California’s high costs help explain why increased spending has not produced better results.
The average teacher’s salary in California is around $79,000, which is 50% more than in Texas, but that does not stretch far because of the extortionate cost of living.
One example is a programme developed by the Dallas Independent School District, which eliminated seniority-based pay in order to reward its best-performing teachers, with some earning $80,000-90,000 a year.
Those star teachers who agree to teach in a high-needs school get an extra salary lift of $8,000-10,000.
With defined-benefit pensions and health-care subsidies, spending on benefits is eating up a growing share of the education budget.
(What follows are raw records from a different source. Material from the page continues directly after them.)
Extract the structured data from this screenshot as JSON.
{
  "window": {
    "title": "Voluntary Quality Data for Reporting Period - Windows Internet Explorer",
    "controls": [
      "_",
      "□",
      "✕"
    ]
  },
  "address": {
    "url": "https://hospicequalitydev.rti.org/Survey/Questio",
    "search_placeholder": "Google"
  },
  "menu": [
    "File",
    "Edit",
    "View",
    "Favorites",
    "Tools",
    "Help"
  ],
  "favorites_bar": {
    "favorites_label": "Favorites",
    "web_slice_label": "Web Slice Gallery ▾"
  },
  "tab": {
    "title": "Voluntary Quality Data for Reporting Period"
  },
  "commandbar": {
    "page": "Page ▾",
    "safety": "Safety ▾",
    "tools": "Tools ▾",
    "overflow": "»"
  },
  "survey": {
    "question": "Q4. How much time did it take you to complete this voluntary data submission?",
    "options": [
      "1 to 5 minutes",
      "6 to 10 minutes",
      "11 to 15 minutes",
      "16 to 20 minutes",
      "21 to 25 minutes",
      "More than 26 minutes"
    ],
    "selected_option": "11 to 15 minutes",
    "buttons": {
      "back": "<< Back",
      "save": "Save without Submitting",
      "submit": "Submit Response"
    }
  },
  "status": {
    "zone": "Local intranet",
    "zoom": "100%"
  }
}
In 2012 Californian voters approved a 30% increase in income-tax rates, in part to fund public schools, but all that extra funding went to pensioners and their health care, rather than to pupils or teachers’ salaries, says Mr Crane.
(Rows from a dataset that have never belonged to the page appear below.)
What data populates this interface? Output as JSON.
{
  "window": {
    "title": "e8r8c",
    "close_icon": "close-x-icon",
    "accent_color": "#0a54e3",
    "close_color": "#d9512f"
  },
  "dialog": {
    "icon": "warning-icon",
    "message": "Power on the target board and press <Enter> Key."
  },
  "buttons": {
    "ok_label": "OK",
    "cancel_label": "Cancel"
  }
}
is to educate whole generations, but if California and Texas were to be graded for their achievements in the classroom, they would barely pass.
They rank 36th and 41st, respectively, out of 51 states (including Washington, ) for educational outcomes, according to Education Week, a news firm.
Yet less than 7% of economically disadvantaged kids are prepared for college, compared with 27% of children who are not economically disadvantaged.
Those who enroll in community college or university in either state can spend months taking remedial courses before their coursework counts towards a degree, says Jim Lanich of Educational Results Partnership, an Education is the biggest budget item in both states, costing 0bn per year in California and bn in Texas. “Education is the single largest enterprise in California. And it sucks,” exclaims David Crane of Govern for California, a political outfit.